Activity =
In the copy, every line of the material that follows must appear exactly, and no pictures should.

Dataset extract =
^^^^^^^^^^^^^^^^
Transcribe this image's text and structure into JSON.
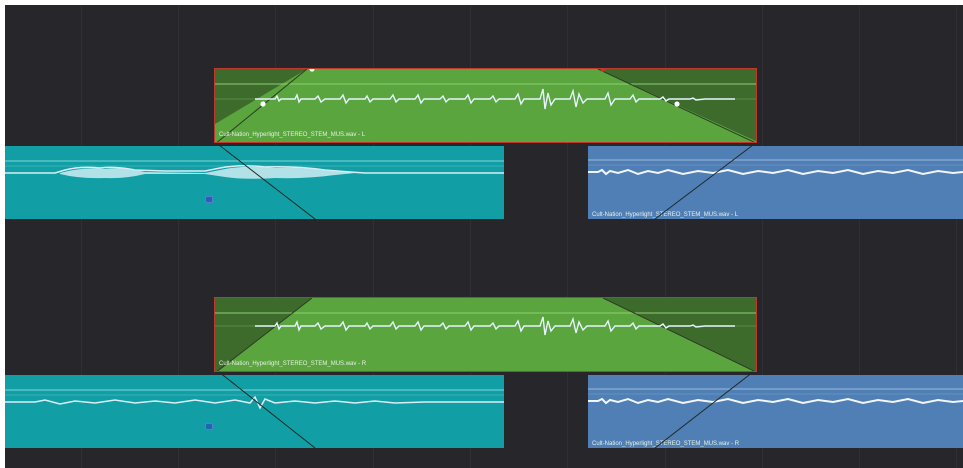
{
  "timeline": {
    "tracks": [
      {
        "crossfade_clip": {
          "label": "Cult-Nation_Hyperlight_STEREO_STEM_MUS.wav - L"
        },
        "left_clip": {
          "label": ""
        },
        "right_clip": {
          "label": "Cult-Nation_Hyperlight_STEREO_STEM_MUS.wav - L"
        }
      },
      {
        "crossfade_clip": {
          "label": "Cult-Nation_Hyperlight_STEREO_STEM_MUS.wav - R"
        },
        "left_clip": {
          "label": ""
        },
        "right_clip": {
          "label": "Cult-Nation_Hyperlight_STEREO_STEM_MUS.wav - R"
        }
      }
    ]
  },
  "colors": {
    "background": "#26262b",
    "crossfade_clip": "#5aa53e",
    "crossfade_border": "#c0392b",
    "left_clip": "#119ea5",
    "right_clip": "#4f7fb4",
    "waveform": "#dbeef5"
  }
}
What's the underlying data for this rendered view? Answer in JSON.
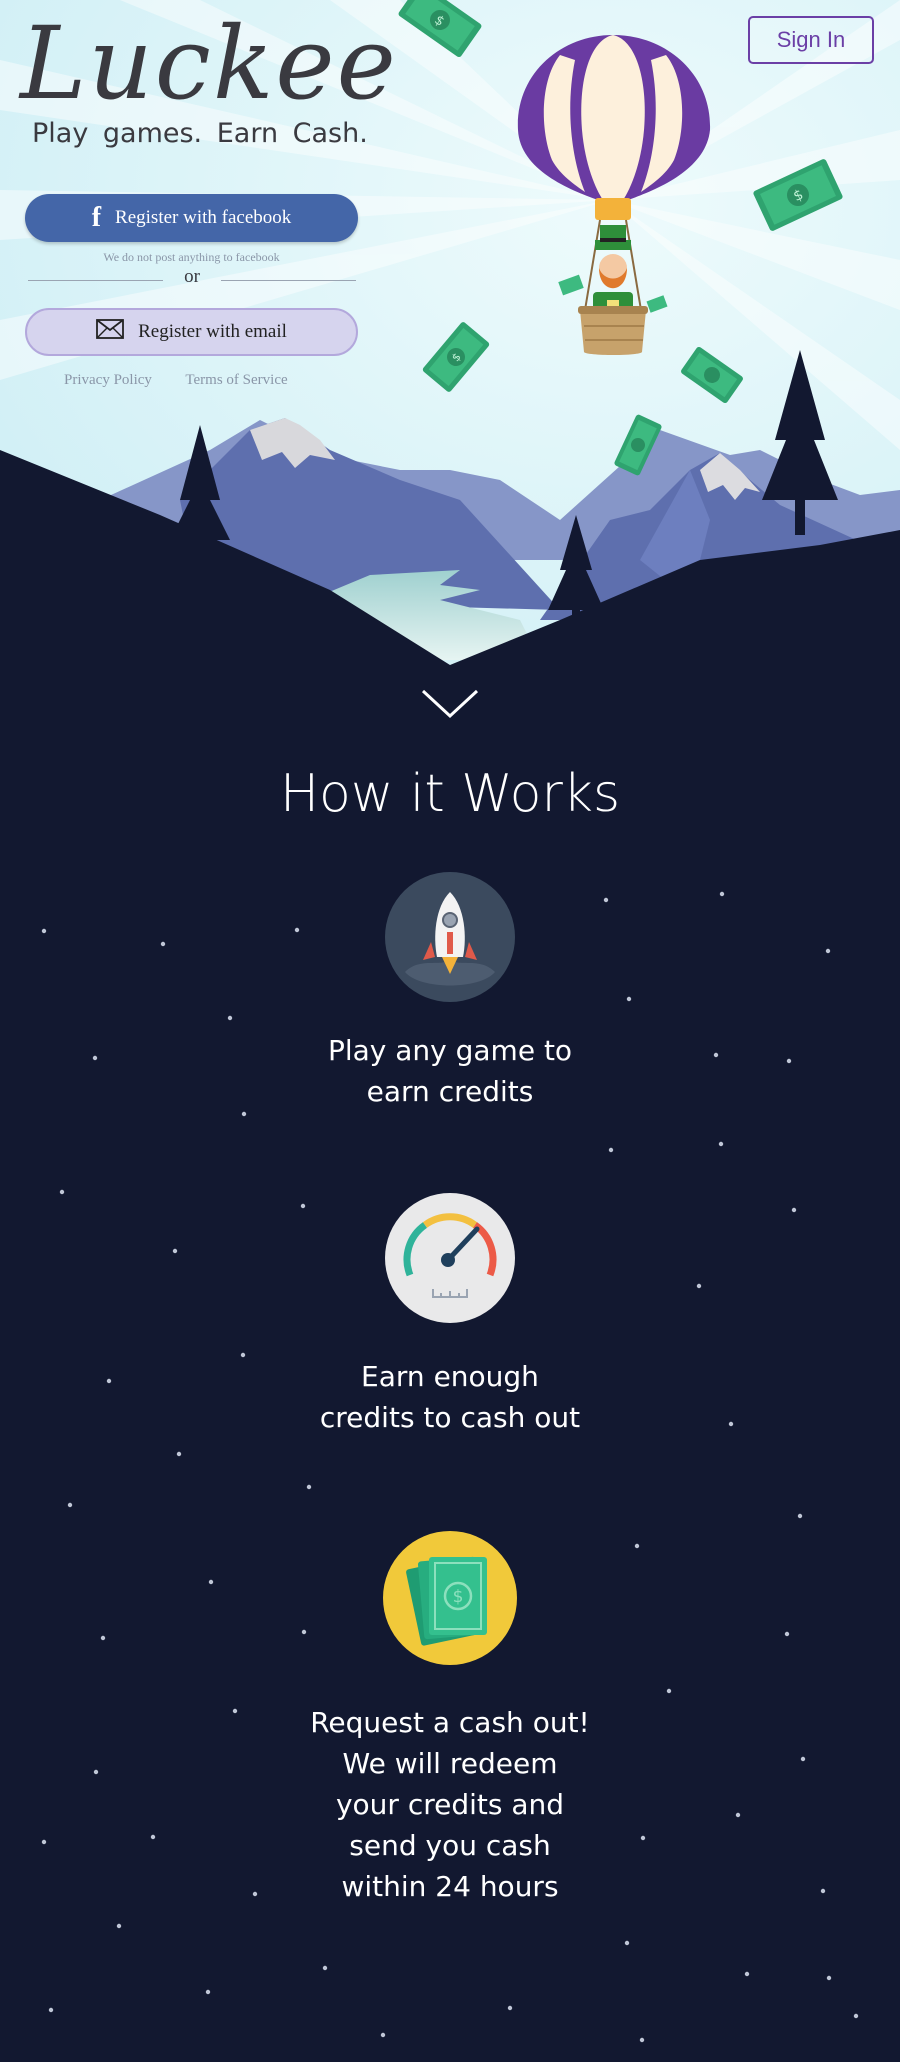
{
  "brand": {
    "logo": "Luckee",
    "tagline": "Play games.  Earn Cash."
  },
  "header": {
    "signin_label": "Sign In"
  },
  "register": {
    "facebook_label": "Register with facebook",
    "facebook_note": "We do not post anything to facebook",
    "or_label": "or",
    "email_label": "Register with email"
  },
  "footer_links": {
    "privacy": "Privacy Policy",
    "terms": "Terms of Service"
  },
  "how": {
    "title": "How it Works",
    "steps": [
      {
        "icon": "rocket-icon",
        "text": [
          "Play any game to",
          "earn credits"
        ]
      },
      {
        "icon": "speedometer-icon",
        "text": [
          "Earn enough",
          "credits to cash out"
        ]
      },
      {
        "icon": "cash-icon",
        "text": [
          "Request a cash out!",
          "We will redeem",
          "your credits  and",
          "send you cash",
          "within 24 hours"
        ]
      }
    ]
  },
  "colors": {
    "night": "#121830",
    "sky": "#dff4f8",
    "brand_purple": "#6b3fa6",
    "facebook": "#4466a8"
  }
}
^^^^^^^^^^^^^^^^
Exercise result =
Transcribe this image's text and structure into JSON.
{
  "timeline": {
    "tracks": [
      {
        "crossfade_clip": {
          "label": "Cult-Nation_Hyperlight_STEREO_STEM_MUS.wav - L"
        },
        "left_clip": {
          "label": ""
        },
        "right_clip": {
          "label": "Cult-Nation_Hyperlight_STEREO_STEM_MUS.wav - L"
        }
      },
      {
        "crossfade_clip": {
          "label": "Cult-Nation_Hyperlight_STEREO_STEM_MUS.wav - R"
        },
        "left_clip": {
          "label": ""
        },
        "right_clip": {
          "label": "Cult-Nation_Hyperlight_STEREO_STEM_MUS.wav - R"
        }
      }
    ]
  },
  "colors": {
    "background": "#26262b",
    "crossfade_clip": "#5aa53e",
    "crossfade_border": "#c0392b",
    "left_clip": "#119ea5",
    "right_clip": "#4f7fb4",
    "waveform": "#dbeef5"
  }
}
What's the underlying data for this rendered view? Answer in JSON.
{
  "brand": {
    "logo": "Luckee",
    "tagline": "Play games.  Earn Cash."
  },
  "header": {
    "signin_label": "Sign In"
  },
  "register": {
    "facebook_label": "Register with facebook",
    "facebook_note": "We do not post anything to facebook",
    "or_label": "or",
    "email_label": "Register with email"
  },
  "footer_links": {
    "privacy": "Privacy Policy",
    "terms": "Terms of Service"
  },
  "how": {
    "title": "How it Works",
    "steps": [
      {
        "icon": "rocket-icon",
        "text": [
          "Play any game to",
          "earn credits"
        ]
      },
      {
        "icon": "speedometer-icon",
        "text": [
          "Earn enough",
          "credits to cash out"
        ]
      },
      {
        "icon": "cash-icon",
        "text": [
          "Request a cash out!",
          "We will redeem",
          "your credits  and",
          "send you cash",
          "within 24 hours"
        ]
      }
    ]
  },
  "colors": {
    "night": "#121830",
    "sky": "#dff4f8",
    "brand_purple": "#6b3fa6",
    "facebook": "#4466a8"
  }
}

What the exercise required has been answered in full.